■ Dataset entries:
□ □ □ □ □

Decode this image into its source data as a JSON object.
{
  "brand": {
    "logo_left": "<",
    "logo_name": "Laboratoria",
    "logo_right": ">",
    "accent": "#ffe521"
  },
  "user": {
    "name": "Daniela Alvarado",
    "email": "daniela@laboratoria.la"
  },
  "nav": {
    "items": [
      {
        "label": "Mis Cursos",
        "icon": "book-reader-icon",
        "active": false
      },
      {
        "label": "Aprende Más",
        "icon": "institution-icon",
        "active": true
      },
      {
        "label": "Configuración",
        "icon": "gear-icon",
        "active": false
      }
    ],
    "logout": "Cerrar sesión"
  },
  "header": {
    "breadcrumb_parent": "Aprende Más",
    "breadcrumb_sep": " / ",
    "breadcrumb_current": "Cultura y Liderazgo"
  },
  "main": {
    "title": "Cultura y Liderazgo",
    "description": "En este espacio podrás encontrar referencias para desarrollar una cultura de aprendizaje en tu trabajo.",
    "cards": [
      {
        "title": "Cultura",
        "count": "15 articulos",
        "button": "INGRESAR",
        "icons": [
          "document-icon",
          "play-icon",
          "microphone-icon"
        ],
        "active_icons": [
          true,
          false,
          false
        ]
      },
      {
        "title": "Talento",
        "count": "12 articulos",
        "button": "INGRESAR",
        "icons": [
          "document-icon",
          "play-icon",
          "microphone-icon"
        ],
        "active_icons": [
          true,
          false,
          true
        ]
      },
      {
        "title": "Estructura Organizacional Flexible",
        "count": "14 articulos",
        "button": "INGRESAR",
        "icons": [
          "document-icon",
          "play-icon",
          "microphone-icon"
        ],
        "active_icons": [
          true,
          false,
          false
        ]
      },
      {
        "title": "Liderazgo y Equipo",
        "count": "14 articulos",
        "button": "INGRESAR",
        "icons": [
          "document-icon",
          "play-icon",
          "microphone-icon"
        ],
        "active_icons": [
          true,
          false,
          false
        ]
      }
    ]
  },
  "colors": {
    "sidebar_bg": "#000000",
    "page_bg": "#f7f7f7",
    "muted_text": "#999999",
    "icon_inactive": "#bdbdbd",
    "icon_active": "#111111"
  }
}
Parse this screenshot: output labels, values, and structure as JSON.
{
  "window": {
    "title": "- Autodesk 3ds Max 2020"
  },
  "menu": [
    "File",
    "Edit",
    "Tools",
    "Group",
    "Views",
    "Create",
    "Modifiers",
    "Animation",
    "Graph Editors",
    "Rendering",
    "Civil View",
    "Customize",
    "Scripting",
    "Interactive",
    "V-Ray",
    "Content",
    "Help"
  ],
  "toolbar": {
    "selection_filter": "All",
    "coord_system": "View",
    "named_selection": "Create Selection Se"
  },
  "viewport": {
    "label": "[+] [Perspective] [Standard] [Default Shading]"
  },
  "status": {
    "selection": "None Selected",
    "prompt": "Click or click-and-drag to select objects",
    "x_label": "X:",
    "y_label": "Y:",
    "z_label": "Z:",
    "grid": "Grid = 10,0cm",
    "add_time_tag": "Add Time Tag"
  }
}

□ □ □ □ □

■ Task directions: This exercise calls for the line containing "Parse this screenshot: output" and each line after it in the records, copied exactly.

■ Solution to the problem:
Parse this screenshot: output labels, values, and structure as JSON.
{
  "window": {
    "title": "- Autodesk 3ds Max 2020"
  },
  "menu": [
    "File",
    "Edit",
    "Tools",
    "Group",
    "Views",
    "Create",
    "Modifiers",
    "Animation",
    "Graph Editors",
    "Rendering",
    "Civil View",
    "Customize",
    "Scripting",
    "Interactive",
    "V-Ray",
    "Content",
    "Help"
  ],
  "toolbar": {
    "selection_filter": "All",
    "coord_system": "View",
    "named_selection": "Create Selection Se"
  },
  "viewport": {
    "label": "[+] [Perspective] [Standard] [Default Shading]"
  },
  "status": {
    "selection": "None Selected",
    "prompt": "Click or click-and-drag to select objects",
    "x_label": "X:",
    "y_label": "Y:",
    "z_label": "Z:",
    "grid": "Grid = 10,0cm",
    "add_time_tag": "Add Time Tag"
  }
}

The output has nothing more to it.